This 4-mile walk around Pentire Headland to Polzeath journeys past an old Iron Age Hillfort and around striking twin headlands, and affords superb views across the Camel Estuary and New Polzeath beach.
Seven Bays Walk
A fantastic one-way walk from Porthcothan to Trevone beach, this has to be one of the best walks in North Cornwall. Encompassing some of the best beaches in the county, it navigates past Porthcothan, Treyarnon, Constantine Bay, Booby's Bay (where a half-buried shipwreck can sometimes be seen), Mother Ivey's Bay, Harlyn Bay and Trevone Bay.
The Sir John Betjeman walk
This gentle 4.5-mile walk was a favourite of the late Poet Laureate Sir John Betjeman. Following a fantastic stretch of the South West Coast Path along the Camel River and past St Enodoc Church (where the poet is buried), it is one of the easiest walks along the North Cornwall coast.
The Smugglers' Way
Comprising parts of the South West Coast Path and the Saints Way, the Smugglers Way is another long-distance trail in Cornwall. However, we particularly like the section that runs from Boscastle to Looe.
If you are looking for some of the best restaurants in North Cornwall, you will find no shortage of places tempting you in with the finest seasonal produce plucked from land and sea. From fine-dining establishments to the cosiest pubs in North Cornwall, here are some of our top recommendations for places to eat:
The Falcon, St Mawgan
A welcoming traditional pub with a creeper-clad stone façade and cosy bar warmed by a roaring log fire in winter, the Falcon is one of the best pubs in North Cornwall. Head over for its real ales, wholesome food and inviting atmosphere.
Fish House, Fistral
Only a pebble’s skim from the sea, the Fish House seafood restaurant in Newquay overlooks the world-famous surfing beach of Fistral. If you are a fan of seafood, you will love the fresh, locally-caught fish and shellfish that arrives straight from Newquay harbour.
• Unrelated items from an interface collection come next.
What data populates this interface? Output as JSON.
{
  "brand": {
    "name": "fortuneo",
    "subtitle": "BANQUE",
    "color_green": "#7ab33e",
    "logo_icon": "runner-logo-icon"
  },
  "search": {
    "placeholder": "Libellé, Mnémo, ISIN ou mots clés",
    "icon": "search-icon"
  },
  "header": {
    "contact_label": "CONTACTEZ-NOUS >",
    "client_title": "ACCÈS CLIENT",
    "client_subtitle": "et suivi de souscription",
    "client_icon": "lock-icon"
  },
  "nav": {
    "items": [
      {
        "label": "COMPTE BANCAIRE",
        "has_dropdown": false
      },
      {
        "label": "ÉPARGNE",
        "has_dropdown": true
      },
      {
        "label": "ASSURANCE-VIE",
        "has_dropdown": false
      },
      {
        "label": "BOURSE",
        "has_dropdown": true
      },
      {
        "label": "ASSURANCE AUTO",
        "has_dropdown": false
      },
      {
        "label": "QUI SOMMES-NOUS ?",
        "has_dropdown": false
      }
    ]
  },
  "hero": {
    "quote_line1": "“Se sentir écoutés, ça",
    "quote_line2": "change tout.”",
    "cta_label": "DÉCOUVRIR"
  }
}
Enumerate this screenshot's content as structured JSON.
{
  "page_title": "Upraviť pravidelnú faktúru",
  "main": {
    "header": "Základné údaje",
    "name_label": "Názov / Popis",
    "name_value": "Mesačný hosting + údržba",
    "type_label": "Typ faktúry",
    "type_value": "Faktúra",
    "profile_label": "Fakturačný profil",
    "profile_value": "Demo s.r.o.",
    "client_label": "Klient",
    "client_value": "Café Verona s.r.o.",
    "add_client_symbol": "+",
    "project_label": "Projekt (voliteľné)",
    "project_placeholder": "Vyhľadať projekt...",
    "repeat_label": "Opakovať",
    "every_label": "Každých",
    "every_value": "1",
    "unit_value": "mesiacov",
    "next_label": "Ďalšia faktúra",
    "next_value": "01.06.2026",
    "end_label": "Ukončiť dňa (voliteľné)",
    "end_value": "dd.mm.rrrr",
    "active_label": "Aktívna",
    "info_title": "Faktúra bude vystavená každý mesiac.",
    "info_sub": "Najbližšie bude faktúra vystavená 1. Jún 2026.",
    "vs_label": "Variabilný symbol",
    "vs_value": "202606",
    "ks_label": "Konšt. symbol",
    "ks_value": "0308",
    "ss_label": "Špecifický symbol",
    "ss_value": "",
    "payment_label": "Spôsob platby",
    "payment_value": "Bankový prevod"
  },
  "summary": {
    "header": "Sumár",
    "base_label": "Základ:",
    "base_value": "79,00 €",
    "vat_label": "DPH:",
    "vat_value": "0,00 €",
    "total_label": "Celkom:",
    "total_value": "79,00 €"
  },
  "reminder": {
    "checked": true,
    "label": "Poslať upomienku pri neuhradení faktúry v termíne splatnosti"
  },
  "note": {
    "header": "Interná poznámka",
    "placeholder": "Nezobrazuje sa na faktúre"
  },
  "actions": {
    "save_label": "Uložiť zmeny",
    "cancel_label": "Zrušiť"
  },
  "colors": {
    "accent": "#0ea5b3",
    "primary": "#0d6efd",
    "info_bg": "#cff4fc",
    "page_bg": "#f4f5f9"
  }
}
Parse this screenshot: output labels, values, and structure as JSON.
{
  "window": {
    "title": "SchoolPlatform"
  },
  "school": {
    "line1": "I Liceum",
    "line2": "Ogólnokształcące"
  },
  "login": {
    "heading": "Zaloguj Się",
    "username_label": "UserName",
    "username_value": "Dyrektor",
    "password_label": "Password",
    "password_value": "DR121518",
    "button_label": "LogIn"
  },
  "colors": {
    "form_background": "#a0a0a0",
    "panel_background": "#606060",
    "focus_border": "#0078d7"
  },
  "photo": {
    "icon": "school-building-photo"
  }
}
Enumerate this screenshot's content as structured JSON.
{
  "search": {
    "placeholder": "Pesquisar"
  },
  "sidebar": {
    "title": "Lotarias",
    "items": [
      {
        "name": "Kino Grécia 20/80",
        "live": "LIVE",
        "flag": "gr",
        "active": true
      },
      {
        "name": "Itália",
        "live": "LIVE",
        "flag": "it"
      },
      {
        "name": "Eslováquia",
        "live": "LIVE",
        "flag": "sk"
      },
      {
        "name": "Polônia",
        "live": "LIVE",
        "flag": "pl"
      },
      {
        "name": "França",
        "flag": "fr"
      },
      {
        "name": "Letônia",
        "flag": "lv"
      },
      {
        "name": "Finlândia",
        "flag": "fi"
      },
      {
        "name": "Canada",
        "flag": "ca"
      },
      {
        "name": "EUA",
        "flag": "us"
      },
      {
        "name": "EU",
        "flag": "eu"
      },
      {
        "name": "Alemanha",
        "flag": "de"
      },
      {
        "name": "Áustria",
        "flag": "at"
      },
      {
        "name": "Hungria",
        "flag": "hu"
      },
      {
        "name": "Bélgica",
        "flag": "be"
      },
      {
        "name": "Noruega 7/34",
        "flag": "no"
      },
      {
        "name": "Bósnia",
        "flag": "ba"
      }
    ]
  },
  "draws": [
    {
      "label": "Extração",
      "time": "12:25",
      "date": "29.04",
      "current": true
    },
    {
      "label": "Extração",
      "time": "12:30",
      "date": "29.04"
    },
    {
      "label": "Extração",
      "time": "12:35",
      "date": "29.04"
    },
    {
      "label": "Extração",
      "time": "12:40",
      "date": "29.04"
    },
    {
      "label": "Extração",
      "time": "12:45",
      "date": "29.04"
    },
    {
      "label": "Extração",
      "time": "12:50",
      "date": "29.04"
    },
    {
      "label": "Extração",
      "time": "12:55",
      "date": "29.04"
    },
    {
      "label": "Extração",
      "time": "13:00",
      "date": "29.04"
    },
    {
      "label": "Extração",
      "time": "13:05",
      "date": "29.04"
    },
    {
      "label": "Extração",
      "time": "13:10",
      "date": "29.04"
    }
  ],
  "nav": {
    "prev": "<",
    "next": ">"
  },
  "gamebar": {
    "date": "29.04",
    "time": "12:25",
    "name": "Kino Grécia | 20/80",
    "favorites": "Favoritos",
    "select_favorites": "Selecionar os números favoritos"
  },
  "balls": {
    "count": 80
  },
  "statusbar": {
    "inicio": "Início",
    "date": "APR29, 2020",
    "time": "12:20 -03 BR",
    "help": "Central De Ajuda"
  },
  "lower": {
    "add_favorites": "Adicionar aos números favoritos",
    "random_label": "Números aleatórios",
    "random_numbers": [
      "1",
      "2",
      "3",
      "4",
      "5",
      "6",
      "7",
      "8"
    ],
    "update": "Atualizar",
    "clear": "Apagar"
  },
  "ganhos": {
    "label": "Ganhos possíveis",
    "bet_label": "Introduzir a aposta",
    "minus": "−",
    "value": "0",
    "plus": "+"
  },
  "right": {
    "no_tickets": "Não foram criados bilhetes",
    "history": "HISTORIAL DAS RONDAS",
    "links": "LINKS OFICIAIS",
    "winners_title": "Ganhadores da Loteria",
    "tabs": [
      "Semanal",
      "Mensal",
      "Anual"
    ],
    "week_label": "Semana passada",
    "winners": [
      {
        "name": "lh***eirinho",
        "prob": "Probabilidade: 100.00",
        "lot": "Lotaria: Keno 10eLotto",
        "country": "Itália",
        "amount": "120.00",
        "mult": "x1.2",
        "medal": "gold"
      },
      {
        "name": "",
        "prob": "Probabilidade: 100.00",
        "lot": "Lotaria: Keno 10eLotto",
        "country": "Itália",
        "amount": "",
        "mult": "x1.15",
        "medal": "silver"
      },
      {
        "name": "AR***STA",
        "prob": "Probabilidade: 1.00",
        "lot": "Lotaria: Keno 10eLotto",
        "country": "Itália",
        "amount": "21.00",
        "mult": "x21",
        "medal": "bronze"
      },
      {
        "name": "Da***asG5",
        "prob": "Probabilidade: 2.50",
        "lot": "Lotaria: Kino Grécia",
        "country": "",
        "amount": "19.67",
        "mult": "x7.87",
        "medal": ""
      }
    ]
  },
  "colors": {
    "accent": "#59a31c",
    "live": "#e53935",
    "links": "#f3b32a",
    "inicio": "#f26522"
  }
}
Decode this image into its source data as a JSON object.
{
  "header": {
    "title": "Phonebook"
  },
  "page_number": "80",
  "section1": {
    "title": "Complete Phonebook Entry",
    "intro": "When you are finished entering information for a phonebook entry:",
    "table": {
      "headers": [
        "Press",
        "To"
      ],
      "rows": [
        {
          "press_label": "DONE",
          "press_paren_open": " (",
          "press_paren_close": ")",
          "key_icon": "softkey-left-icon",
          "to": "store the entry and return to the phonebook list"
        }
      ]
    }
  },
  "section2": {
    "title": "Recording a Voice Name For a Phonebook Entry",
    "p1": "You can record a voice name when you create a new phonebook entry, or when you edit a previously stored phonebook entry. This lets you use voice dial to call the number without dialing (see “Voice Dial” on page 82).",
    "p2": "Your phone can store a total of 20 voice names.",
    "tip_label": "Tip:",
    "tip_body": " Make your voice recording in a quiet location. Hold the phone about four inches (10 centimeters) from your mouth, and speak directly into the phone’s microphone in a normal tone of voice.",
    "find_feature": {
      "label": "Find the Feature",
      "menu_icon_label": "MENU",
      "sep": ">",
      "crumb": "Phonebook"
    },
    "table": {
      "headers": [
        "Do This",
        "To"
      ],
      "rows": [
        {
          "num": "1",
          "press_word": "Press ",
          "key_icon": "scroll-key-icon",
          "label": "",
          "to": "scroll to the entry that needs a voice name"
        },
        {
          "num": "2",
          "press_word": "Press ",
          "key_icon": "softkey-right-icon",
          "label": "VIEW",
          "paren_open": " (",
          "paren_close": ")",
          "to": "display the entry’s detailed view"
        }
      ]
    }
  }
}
Outlaw’s Fish Kitchen, Port Isaac
Housed in a winsome 15th century fisherman’s cottage framed with low ceilings and wonky walls, this Michelin-star restaurant is certainly something special. Standing right on the harbourside, it serves amazing views with a word-class menu shaped around quality and sustainability.
Paul Ainsworth at No.6, Padstow
Holding a much-coveted Michelin star, Paul Ainsworth at No.6 has to be one of the finest restaurants in North Cornwall. Featuring a cosy dining room and vibey bar-lounge, the creative cooking and exceptional dishes are paired with friendly service and cool ambience.
The Pig, Harlyn Bay
The Pig brasserie focuses on using seasonal ingredients sourced within a 25-mile radius, including Cornish seafood and wines from the nearby Camel Valley Vineyard. In summer, you can look forward to lobster, crab and vegetables cooked in the restaurant’s wood-burning oven.
St Kew Inn, Bodmin
A characterful country pub in North Cornwall, St Kew Inn beckons with flagged floors, open beams and slurp-able pints. Menus here proffer a varied selection of appealing dishes without an extortionate price tag, including popular Sunday roasts.
St Tudy Inn, Bodmin
Another wonderful place to eat in North Cornwall, the St Tudy Inn was opened by one of Cornwall’s top chefs, Emily Scott. Enjoying a quintessentially English location amidst peaceful countryside and offering professional, friendly service, you can expect uncomplicated, satisfying meals.
Stein’s Seafood Café, Padstow
If you are looking for fresh seafood cooked simply, look no further than Rick Stein’s Seafood Café in Padstow. Serving up classic favourites and modern twists, this café serves a seasonally-changing menu of unfussy dishes that everyone will enjoy.
Dining Room, Rock
For a fine-dining experience in North Cornwall, head over to Dining Room in Rock. Family-run, this restaurant is all about cool, clean interiors, warm service and thoughtfully-prepared food, perfect for evening meals and special occasions.
The Watering Hole, Perranporth
Owning the enviable title of the UK’s only on-the-beach bar and restaurant, the Watering Hole in Perranporth is a firm favourite of ours for its superb location. Not just a great choice for quick and easy feel-good food throughout the day, the bar also transforms into a live music venue in summer.
Choose from our wide selection of cottages in Cornwall, the perfect base to explore each part of this beautiful county.